When you learn to shoot a jump shot, you don’t abandon the lay-up. When you learn to parallel park, you don’t stop parking in parking lots. If you are smart, when you graduate from High School, you don’t abandon all that you learned there. 

When one understands the “higher consciousness” of love that the Law of God describes, this does not mean that one then abandons the building blocks!

If you are in Messiah, then you have been grafted into the commonwealth of Israel and their Scriptures are now yours, whether you like it or not. You are blessed to participate in their inheritance.

Note that it is a “commonwealth.” If you were born a Gentile, you are not now a Jew; you maintain your own ethnicity, but you have become part of the spiritual administration of Israel/God’s people. God doesn’t have multiple brides. He welcomes all into His one people – Israel. There are those who are Israel after the flesh and those who are Israel by way of naturalization–your citizenship has been transferred from the kingdom of darkness to the kingdom of light.

You once were a stranger to the covenants of promise and far from God, but now you have been brought near to God, and are a participant in the promise(s) of God.

Formation through Flesh

A previous post and some comments on it led me to think of an essay by Dallas Willard in his book The Great Omission, titled “The Spirit is Willing, But… The Body as a Tool for Spiritual Growth” (pgs 80-90).  I believe some quotes from it are in order.

Willard first sets some background parameters:

This process of “conformation to Christ,” as we might more appropriately call it, is constantly supported by grace and otherwise would be impossible. But it is not therefore passive. Grace is opposed to earning, not to effort. In fact, nothing inspires and enhances effort like the experience of grace.

With that established he warns:

Yet it is today necessary to assert boldly and often that becoming Christ-like never occurs without intense and well-informed action on our part.

Lest we become overly individualistic and myopically focused on only ourselves, Willard reminds:

This in turn cannot be reliably sustained outside of a like-minded fellowship.

Conscious of today’s great lack, Willard reports

Probably the least understood aspect of progress in Christ-likeness is the role of the body in the spiritual life.

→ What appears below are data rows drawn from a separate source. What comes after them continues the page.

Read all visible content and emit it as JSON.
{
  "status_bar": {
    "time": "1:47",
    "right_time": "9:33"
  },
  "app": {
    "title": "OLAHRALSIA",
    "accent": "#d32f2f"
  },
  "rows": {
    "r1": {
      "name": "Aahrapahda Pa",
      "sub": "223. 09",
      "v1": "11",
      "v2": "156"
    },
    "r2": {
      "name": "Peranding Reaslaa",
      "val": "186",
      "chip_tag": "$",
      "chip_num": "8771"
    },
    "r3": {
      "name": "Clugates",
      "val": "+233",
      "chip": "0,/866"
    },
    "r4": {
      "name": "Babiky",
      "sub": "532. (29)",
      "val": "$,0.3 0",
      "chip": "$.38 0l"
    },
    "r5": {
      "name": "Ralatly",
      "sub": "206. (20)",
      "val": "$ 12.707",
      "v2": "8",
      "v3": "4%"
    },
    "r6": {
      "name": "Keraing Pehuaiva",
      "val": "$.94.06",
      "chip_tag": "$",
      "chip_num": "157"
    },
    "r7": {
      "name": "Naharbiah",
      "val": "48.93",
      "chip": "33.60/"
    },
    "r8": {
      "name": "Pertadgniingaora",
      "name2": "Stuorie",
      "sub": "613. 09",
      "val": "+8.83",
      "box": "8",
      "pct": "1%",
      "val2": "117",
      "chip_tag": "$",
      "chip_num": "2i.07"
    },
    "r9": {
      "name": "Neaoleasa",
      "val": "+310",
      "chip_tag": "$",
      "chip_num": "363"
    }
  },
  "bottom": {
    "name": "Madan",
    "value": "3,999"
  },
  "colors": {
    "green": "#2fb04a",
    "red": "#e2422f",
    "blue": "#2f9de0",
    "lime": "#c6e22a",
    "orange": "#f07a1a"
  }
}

Almost all of us are acutely aware of how the incessant clamorings of our bodies defeat our intentions to “be spiritual.” The Apostle Paul explains that “what the flesh desired is opposed to the Spirit, and what the Spirit desires is opposed to the flesh;” (Galatians 5:17).

Contrary to what many of us experience the truth is that:

…if the body is simply beyond redemption, then ordinary life is too.

And we, with Jesus, Paul & Dallas Willard, maintain vociferously that nothing in life is beyond redemption.

Suddenly Comprehending Reality

There is no greater war than that we wage with our fleshly nature. Epic tales of heroic deeds pale in comparison to the battle each must wage with himself. Indeed, perhaps all legendary tales are but a metaphor of the grand struggle within each of us.

“I wrestle not against flesh and blood,” yet I wrestle with flesh and blood as my arsenal, and indeed, as the battlefield itself.